With vivid recreations of both her life and Copes at their prime, dancing away like the Fred Astaire and Ginger Rogers, their relationship on the dance floor is nicely examined. This documentary is both a reflection of the golden moments and tempestuous times they had. Much of it is retold in dance by brilliant young performers. Nieves helped choreograph these recreations that highlight their life, and these juxtapositions certainly makes watching this partial biography a treat. It’s in these moments where the music and movement truly reveal the emotions that are generated by the medium.
Nieves was in it for the enjoyment of dance while Carlos had grander plans. He wanted to introduce the world to Tango, and he succeeded at a great cost. The relationship these two maintained was a business one instead of two lovers. Together, they took the show to Broadway and made Tango Argentino a hit. They maintained a high level professionalism on stage and the synergy shows, but even at their best moments, observers noticed there was a candor about them that was fizzling.

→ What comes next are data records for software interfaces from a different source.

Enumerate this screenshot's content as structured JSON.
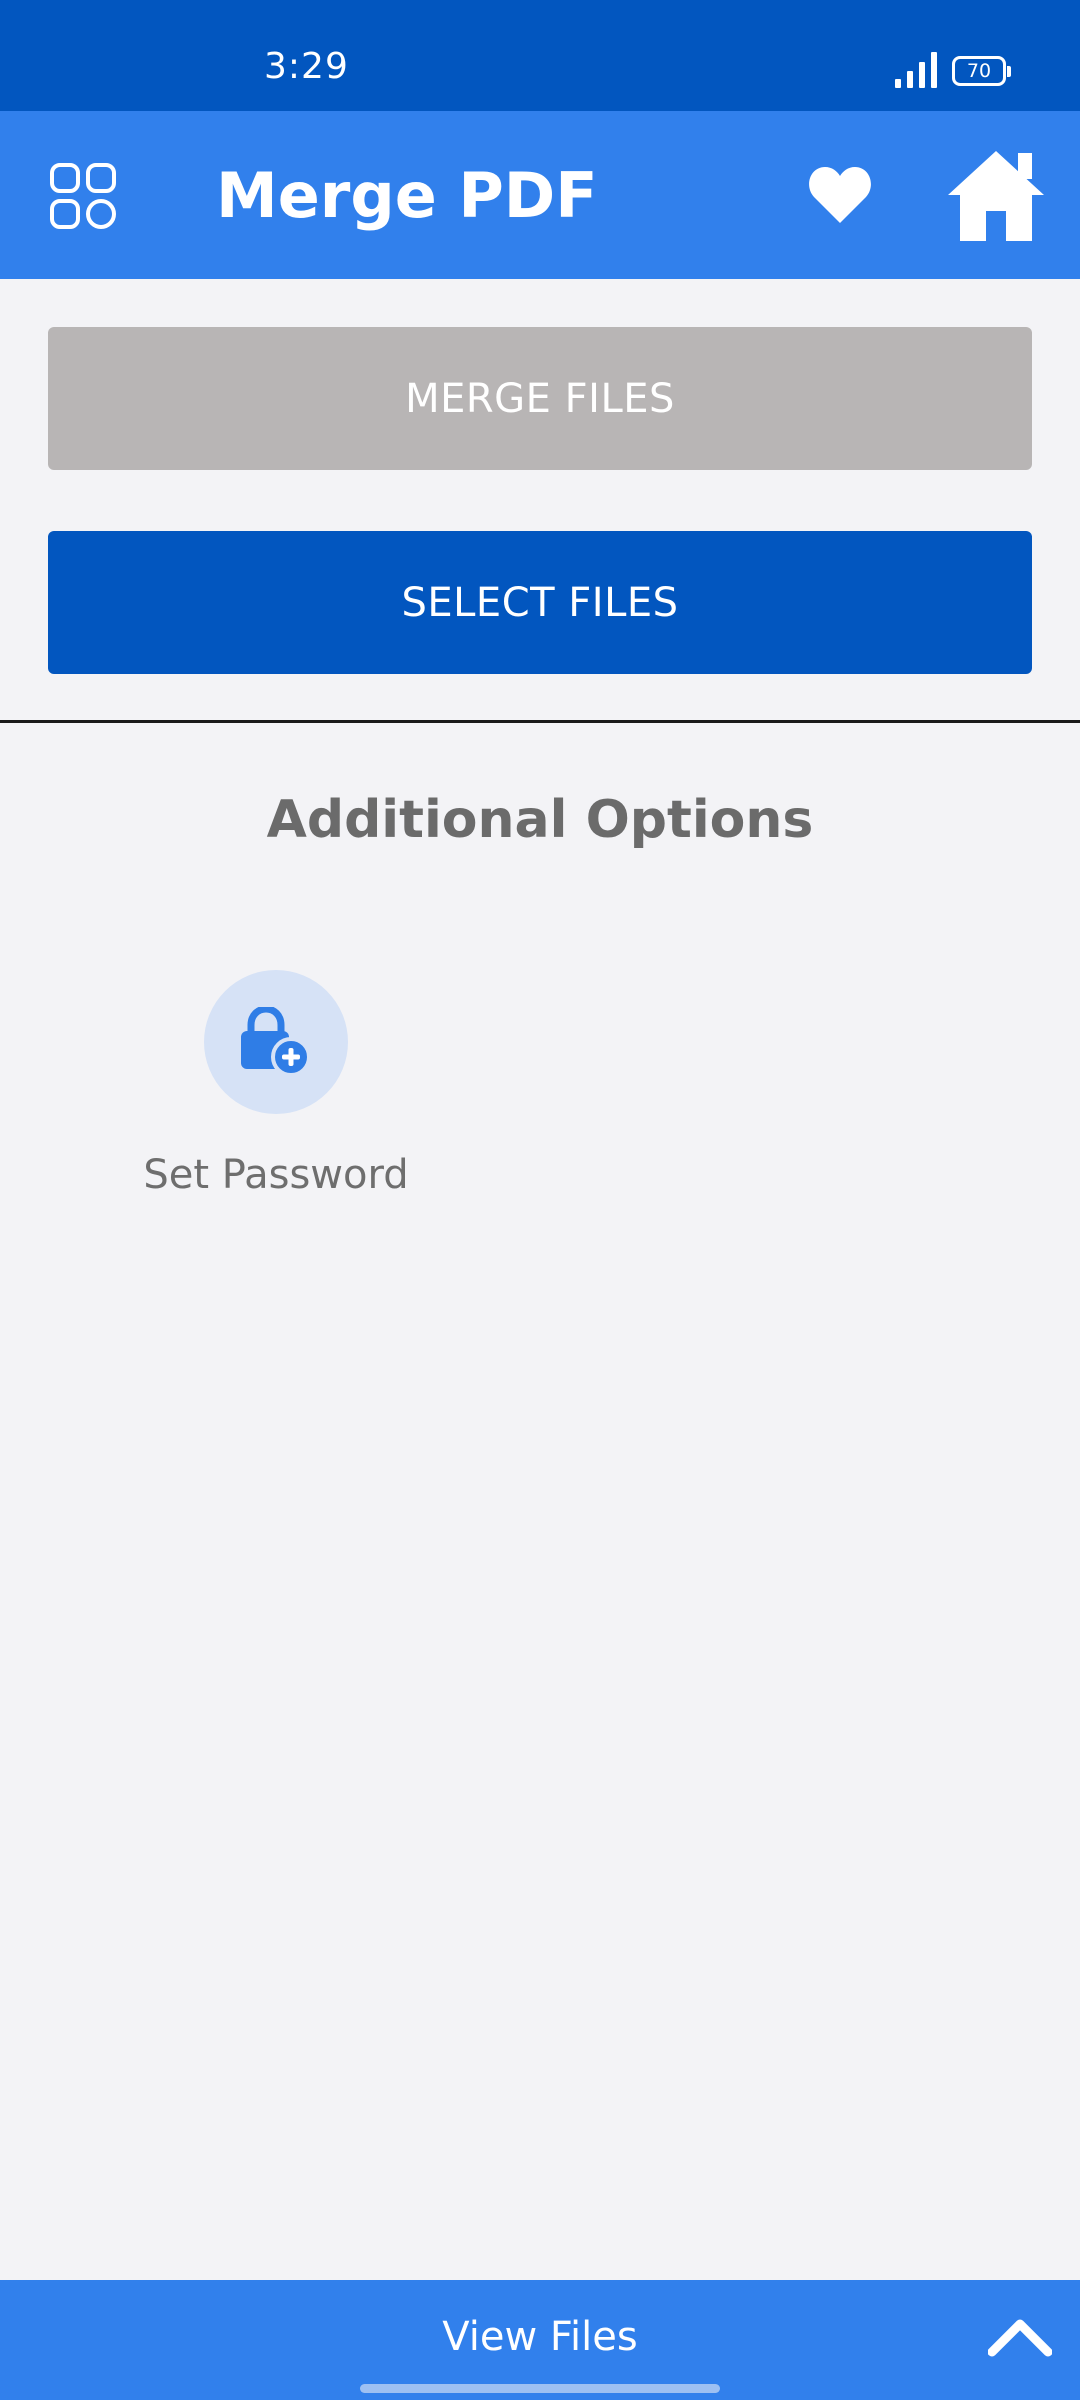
{
  "status_bar": {
    "time": "3:29",
    "battery_level": "70",
    "signal_icon": "signal-bars-icon"
  },
  "app_bar": {
    "title": "Merge PDF",
    "menu_icon": "grid-menu-icon",
    "favorite_icon": "heart-icon",
    "home_icon": "home-icon"
  },
  "actions": {
    "merge_label": "MERGE FILES",
    "select_label": "SELECT FILES"
  },
  "options": {
    "title": "Additional Options",
    "items": [
      {
        "label": "Set Password",
        "icon": "lock-plus-icon"
      }
    ]
  },
  "bottom_bar": {
    "label": "View Files",
    "icon": "chevron-up-icon"
  },
  "colors": {
    "status_bar": "#0256bf",
    "app_bar": "#3180ec",
    "primary_button": "#0256bf",
    "disabled_button": "#b8b5b5",
    "background": "#f3f3f6",
    "option_circle": "#d6e2f6"
  }
}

Even though they never married, they certainly acted like they were a feuding couple. As time went by, the rift between them grew and they eventually dissolved their dancing partnership. The reasons why are certainly explored, and for many curious about what happened next, this motive is why this film should be seen. Even the tones from the soundtrack reflect where the story is going.
Quite often, the music heard has at least two bandoneóns, two violins, a flute, a single guitar and piano. A singer may be part of the ensemble. The variations depend on where people meet and in what’s heard, it’s tough not to start moving along to the sway of the happy tune. However, the sad moments in this product excel more. The power of how the tango can sway anyone’s feelings is at the core of this film’s moving exploration.
Despite the contrasts explored within these two individuals as a tour de force of the scene, the power they continue to exude today becomes more pertinent. Juan does not want to retire. He can still be seen on stage, but as for Maria, she’s the sage. She points out how important it is to find the right dance partner, otherwise what could result could repeat itself again. She does not want that for anyone interested in getting into tango for the first time.